## Try it:
Would you filter these records and copy every line that has the word "force"?

## Exercise data:
——————————

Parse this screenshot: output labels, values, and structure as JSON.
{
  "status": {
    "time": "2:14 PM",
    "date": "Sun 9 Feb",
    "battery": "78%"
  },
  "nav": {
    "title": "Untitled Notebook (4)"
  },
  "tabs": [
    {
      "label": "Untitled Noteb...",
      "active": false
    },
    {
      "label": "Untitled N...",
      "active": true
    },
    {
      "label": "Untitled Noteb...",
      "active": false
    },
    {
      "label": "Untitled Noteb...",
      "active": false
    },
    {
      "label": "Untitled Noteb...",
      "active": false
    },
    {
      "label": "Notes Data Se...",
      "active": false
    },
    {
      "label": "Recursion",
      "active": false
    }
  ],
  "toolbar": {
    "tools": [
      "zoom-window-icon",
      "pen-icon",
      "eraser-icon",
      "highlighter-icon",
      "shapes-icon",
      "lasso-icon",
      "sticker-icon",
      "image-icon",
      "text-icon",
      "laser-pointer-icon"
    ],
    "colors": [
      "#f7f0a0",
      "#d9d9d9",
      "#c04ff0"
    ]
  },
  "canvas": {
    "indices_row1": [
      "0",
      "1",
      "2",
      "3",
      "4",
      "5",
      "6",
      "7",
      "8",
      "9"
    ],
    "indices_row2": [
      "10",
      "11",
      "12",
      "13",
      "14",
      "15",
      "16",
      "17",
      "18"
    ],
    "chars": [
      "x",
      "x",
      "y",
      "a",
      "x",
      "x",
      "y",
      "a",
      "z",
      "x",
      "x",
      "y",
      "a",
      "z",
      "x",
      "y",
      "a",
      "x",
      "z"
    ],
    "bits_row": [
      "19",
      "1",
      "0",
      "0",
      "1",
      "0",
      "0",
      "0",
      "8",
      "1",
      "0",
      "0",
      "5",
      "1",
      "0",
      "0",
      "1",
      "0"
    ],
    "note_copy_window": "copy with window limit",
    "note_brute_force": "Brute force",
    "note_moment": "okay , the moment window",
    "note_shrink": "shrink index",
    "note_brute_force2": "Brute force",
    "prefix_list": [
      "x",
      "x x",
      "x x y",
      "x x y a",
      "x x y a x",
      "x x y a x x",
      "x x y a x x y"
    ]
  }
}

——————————

## Reply:
    "note_brute_force": "Brute force",
    "note_brute_force2": "Brute force",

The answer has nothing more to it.